Protest in Egypt
Protest in Egypt
Israel news photo: Wikimedia Commons

The U.S. embassy in Cairo has told its citizens to consider leaving the country as soon as possible and has warned against traveling in the country.

Approximately 90,000 Americans are estimated to live, work and study in Egypt, and several companies have told their employees’ families to leave.

The warning is more severe than the previous statement to citizens to avoid non-essential travel in Egypt.  

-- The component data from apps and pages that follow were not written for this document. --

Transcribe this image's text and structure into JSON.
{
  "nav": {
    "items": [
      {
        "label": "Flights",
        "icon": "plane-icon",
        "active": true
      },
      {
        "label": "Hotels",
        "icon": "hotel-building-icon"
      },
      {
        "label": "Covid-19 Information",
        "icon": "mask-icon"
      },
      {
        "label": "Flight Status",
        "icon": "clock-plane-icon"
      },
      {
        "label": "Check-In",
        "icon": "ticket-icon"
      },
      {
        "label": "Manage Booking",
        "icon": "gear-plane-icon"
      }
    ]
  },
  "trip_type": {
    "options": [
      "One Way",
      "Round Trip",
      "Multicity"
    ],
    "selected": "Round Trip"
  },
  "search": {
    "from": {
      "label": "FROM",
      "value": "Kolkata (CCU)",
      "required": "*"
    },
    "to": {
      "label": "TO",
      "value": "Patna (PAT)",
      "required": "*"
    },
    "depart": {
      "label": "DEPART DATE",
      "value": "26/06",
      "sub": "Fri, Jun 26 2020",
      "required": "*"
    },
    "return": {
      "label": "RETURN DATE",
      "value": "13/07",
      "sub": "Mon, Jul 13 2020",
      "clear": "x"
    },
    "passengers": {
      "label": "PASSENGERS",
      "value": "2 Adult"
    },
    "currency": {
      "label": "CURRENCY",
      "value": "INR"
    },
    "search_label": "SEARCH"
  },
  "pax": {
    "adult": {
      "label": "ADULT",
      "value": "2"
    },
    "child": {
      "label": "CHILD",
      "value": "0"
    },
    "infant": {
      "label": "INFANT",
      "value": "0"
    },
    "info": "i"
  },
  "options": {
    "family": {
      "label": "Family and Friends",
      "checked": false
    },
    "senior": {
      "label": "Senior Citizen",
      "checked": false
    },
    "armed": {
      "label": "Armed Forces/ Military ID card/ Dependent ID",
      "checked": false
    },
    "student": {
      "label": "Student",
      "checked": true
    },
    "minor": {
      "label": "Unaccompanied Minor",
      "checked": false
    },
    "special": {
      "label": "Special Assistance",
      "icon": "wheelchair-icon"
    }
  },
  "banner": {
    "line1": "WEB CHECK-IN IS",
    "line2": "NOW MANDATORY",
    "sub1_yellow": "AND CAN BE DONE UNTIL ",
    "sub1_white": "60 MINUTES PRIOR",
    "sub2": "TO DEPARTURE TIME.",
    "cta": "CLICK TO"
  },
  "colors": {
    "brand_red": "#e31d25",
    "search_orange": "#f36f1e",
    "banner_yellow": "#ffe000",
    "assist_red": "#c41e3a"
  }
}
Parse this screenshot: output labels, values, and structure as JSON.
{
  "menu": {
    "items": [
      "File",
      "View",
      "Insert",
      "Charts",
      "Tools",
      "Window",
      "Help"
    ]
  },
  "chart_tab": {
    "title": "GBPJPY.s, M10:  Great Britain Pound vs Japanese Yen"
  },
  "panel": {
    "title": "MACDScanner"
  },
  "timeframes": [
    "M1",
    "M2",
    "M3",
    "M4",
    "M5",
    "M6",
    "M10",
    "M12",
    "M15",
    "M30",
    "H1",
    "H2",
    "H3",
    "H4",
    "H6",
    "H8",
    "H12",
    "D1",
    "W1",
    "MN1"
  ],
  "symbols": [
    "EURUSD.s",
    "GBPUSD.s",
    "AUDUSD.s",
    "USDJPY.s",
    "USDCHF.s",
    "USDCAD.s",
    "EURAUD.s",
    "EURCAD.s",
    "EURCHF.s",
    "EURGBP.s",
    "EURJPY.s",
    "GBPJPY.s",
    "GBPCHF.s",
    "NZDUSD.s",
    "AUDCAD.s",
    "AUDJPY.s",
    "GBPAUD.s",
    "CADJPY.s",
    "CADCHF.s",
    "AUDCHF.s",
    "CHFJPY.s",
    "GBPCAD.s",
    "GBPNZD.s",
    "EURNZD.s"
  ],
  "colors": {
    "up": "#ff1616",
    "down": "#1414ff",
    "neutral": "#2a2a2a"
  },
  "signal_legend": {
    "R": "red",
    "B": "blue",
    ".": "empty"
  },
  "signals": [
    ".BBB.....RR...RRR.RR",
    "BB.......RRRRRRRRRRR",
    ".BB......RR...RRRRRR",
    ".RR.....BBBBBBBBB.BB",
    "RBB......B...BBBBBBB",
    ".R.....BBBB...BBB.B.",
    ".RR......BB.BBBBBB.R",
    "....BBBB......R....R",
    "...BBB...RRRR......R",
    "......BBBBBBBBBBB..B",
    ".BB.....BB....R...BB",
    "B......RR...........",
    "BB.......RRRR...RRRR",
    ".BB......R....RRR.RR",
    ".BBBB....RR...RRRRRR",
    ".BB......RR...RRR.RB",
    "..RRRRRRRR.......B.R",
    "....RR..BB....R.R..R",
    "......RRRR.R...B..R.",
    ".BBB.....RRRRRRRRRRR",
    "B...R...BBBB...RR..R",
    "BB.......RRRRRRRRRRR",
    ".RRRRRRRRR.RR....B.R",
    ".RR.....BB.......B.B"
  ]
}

Dozens of wealthy Egyptians beat the rush Saturday night and fled on private planes as the flames of rebellion continued to burn. Relative quiet has returned to the streets, but thousands of protesters continued to appear Sunday morning to call for the resignation of Egyptian President Hosni Mubarak.

Saudi Arabia, Lebanon and Jordan also are organizing flights to evacuate their citizens, while Israel was the first to do so. Relatives of diplomats and dozens of tourists were flown home, but senior diplomats remain in Cairo, although their offices are closed.

In the United States, sympathizers with the opposition movement rallied Saturday outside the United Nations and in Chicago, Atlanta, Seattle, San Francisco and Los Angeles.
 


People want the ‘Pharaoh’ to leave,” said Dr. Zaher Sahloul, chairman of the Council of Islamic Organizations for Greater Chicago, according to the city’s Sun-Times newspaper. “Egypt is asking for the right of its children to dream.”

The protesters also turned their wrath on U.S. President Barack Obama, whom they accused of being too mild in his comments Saturday night that President Mubarak should guarantee freedom of expression to opposition activists and to halt the violence that has claimed more than 100 deaths.

The marchers compared the anti-government unrest in Egypt to the thirst for democracy that drove the American Revolution.

“You cannot be neutral between right and wrong,” Mahmoud Hamad, an assistant professor of politics at Drake University in Des Moines, told the Chicago newspaper. “You cannot be neutral between a dictatorship and freedom.”